Activity
Below are some records. Set each one down exactly as it reads.

Material for the task
• • • •
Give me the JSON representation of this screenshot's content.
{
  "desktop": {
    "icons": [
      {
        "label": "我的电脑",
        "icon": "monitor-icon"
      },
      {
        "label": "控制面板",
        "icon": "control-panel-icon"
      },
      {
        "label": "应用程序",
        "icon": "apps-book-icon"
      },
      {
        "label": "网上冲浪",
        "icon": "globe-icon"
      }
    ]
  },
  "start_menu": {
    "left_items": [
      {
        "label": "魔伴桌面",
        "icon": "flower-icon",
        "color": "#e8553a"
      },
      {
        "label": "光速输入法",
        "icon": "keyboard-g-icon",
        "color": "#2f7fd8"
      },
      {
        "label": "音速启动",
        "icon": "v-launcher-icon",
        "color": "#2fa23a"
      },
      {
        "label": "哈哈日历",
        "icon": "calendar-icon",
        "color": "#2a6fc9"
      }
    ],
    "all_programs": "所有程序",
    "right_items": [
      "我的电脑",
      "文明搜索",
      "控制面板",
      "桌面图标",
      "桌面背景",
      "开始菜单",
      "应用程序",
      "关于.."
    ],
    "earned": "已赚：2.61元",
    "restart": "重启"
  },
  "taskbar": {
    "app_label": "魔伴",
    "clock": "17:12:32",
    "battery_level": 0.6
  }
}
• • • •
Exercise result
Give me the JSON representation of this screenshot's content.
{
  "desktop": {
    "icons": [
      {
        "label": "我的电脑",
        "icon": "monitor-icon"
      },
      {
        "label": "控制面板",
        "icon": "control-panel-icon"
      },
      {
        "label": "应用程序",
        "icon": "apps-book-icon"
      },
      {
        "label": "网上冲浪",
        "icon": "globe-icon"
      }
    ]
  },
  "start_menu": {
    "left_items": [
      {
        "label": "魔伴桌面",
        "icon": "flower-icon",
        "color": "#e8553a"
      },
      {
        "label": "光速输入法",
        "icon": "keyboard-g-icon",
        "color": "#2f7fd8"
      },
      {
        "label": "音速启动",
        "icon": "v-launcher-icon",
        "color": "#2fa23a"
      },
      {
        "label": "哈哈日历",
        "icon": "calendar-icon",
        "color": "#2a6fc9"
      }
    ],
    "all_programs": "所有程序",
    "right_items": [
      "我的电脑",
      "文明搜索",
      "控制面板",
      "桌面图标",
      "桌面背景",
      "开始菜单",
      "应用程序",
      "关于.."
    ],
    "earned": "已赚：2.61元",
    "restart": "重启"
  },
  "taskbar": {
    "app_label": "魔伴",
    "clock": "17:12:32",
    "battery_level": 0.6
  }
}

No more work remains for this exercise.